Saudi Arabia’s Crown Prince Mohammad bin Salman told an aide in 2017 he would use “a bullet” on Jamal Khashoggi if the Washington Post columnist didn’t stop criticizing the Kingdom, the New York Times reported Thursday.
The revelation came on the same day a United Nations investigator looking into Khashoggi’s murder last fall said the evidence suggested the killing was “planned and perpetrated” by the Saudi state, which then blocked Turkish efforts at an investigation.
In her preliminary report, U.N. special rapporteur Agnes Callamard said that the evidence gathered on her recent trip to Turkey demonstrated “a prima facie case that [showed Khashoggi was] the victim of a brutal and premeditated killing, planned and perpetrated by officials of the State of Saudi Arabia” and others under their direction.
Both reports add to the mounting evidence that the directive to kill Khashoggi came from the top of the Saudi government.
But despite the CIA having concluded that bin Salman himself ordered Khashoggi's murder, President Donald Trump has cast doubt on that assessment, choosing to instead emphasize the importance of the U.S.-Saudi relationship.

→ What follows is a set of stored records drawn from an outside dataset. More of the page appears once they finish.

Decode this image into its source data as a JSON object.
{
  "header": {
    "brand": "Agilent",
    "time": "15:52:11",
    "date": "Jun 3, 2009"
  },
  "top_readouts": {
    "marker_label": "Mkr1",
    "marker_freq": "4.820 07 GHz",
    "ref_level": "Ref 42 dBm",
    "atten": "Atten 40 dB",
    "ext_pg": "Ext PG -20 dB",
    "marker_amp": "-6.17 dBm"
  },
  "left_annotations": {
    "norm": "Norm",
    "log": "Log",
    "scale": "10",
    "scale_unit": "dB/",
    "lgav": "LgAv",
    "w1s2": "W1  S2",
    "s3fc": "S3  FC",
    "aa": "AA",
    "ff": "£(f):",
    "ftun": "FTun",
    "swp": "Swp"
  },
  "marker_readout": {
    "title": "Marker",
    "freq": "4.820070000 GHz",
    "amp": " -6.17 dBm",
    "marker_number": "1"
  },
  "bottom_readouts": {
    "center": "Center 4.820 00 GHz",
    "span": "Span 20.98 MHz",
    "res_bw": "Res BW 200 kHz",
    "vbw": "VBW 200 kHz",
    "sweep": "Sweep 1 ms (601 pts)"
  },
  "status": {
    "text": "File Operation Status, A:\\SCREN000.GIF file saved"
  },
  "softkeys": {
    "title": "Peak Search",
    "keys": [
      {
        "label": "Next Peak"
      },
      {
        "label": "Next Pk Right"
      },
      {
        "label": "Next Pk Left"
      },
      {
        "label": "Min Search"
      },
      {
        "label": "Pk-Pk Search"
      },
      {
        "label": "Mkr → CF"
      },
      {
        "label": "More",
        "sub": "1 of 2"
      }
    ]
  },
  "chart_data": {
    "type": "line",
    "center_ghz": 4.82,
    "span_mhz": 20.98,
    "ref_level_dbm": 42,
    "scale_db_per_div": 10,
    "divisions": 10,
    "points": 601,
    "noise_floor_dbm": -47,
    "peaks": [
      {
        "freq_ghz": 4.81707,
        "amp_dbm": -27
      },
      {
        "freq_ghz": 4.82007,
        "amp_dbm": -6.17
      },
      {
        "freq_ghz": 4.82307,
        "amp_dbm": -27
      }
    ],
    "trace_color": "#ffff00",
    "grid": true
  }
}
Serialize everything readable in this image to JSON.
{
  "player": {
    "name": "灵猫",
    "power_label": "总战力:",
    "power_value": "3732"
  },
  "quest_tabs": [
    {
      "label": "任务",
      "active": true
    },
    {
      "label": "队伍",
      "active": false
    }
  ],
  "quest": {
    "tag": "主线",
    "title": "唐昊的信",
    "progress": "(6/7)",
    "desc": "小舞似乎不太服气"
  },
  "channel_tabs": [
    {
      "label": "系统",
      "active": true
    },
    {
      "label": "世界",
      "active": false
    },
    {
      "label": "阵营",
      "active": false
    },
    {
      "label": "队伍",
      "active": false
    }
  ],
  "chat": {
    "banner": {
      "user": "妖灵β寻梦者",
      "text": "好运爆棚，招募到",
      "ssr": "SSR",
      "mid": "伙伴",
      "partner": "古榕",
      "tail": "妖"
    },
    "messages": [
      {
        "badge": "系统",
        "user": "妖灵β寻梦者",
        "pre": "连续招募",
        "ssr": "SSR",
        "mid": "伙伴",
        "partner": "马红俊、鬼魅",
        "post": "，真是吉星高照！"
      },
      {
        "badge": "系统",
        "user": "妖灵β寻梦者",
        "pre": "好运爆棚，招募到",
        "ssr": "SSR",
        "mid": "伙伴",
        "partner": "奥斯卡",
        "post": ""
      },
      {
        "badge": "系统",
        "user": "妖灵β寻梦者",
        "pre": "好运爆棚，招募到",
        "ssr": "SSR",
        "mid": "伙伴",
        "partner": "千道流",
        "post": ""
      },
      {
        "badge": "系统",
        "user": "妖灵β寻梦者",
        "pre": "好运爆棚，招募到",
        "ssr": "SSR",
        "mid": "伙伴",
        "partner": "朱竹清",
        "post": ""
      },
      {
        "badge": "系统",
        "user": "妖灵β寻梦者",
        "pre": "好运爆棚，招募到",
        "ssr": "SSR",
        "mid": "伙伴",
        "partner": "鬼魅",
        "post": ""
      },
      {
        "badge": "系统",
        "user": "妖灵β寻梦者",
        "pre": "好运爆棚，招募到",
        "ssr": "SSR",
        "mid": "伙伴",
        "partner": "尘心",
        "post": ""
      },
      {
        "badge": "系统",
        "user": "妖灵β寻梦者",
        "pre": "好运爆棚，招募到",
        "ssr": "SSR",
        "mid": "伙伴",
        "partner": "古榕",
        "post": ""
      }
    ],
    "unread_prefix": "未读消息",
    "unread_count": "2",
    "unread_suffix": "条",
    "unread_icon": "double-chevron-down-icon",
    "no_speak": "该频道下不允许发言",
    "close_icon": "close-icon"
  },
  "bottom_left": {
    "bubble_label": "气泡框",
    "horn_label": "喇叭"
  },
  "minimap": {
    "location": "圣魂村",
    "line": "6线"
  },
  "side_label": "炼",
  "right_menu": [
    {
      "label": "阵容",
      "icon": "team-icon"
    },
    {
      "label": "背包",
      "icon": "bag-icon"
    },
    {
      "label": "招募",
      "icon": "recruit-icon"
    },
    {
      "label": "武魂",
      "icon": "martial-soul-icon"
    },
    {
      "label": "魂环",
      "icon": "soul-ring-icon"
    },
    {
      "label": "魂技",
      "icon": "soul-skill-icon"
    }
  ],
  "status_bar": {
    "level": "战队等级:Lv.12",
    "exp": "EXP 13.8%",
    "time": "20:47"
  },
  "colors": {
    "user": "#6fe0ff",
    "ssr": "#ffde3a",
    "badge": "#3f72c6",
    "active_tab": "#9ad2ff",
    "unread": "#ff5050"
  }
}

Friday is the deadline for Trump to respond to a request from U.S. senators under the Magnitsky Act to determine whether bin Salman ordered the Khashoggi murder — and in doing so was responsible for a gross violation of human rights, which could result in the triggering of U.S. sanctions.
But reports ahead of the deadline suggested that the White House intends to double down on its defense of the crown prince, insisting there was no smoking gun linking him to the killing.
Saudis “obstructed Turkish investigation”
In her report, Callamard, the U.N. special rapporteur on extrajudicial killings, said she was unable to establish whether the killers’ plan had been to kill Khashoggi — or whether they had intended to just abduct him but then killed him when abduction failed.
However, she said it was clear that much of the preparation took place after Khashoggi’s first trip to the Saudi consulate in Istanbul, on Sept. 28, including three teams of operatives traveling to the consulate, the presence of a Khashoggi lookalike seen leaving the building, and the disposal of his body.
Khashoggi was last seen alive entering the Saudi consulate to obtain documents on Oct. 2. The subsequent Turkish investigation into his disappearance was “seriously curtailed and undermined” by the Saudis refusing access to the consulate until Oct. 15, Callamard said, hampering efforts to gather vital forensic evidence.
Callamard also said Saudi operatives had exploited diplomatic immunity to carry out the murder, and said it was “unconscionable” that Saudi authorities had still not revealed the whereabouts of Khashoggi’s remains — even after admitting he was killed at the consulate.
Her final report, due to be delivered to the U.N. Human Rights Council in June, will include guidance on who should be formally held criminally accountable for the murder.
Crown prince said he’d use “a bullet” on Khashoggi
According to the separate Times report, bin Salman told an aide a year before Khashoggi’s killing that he would use “a bullet” on the writer if he didn’t return to Saudi Arabia and stop his criticism of the government.
The remark was picked up by U.S. intelligence agencies monitoring the Saudi leadership, but only transcribed recently amid a push to establish the background to the murder.
The report said the conversation took place in September 2017, the same month Khashoggi gained a powerful platform for his critiques of the Saudi government in an opinion column in The Washington Post.
U.S. intelligence officials took the remark to mean the crown prince was prepared to kill Khashoggi if he could not be lured back to the Kingdom, the newspaper reported.
U.S. intelligence agencies say they believe bin Salman ordered Khashoggi’s killing, which Turkish investigators say involved the journalist being strangled, then dismembered, inside the consulate.
After initially denying any knowledge of the death, Riyadh eventually admitted he was murdered at the consulate and claimed the killing was carried out by a “rogue” team of Saudi agents acting independently of bin Salman’s wishes.
The Kingdom has put 11 people on trial for the murder, seeking the death penalty for five of them, and has rejected Turkey’s request for extradition of the suspects.
Cover Image: Saudi Arabia's Crown Prince Mohammed bin Salman is pictured while meeting with the Tunisian President at the presidential palace in Carthage on the eastern outskirts of the capital Tunis on November 27, 2018. (FETHI BELAID/AFP/Getty Images)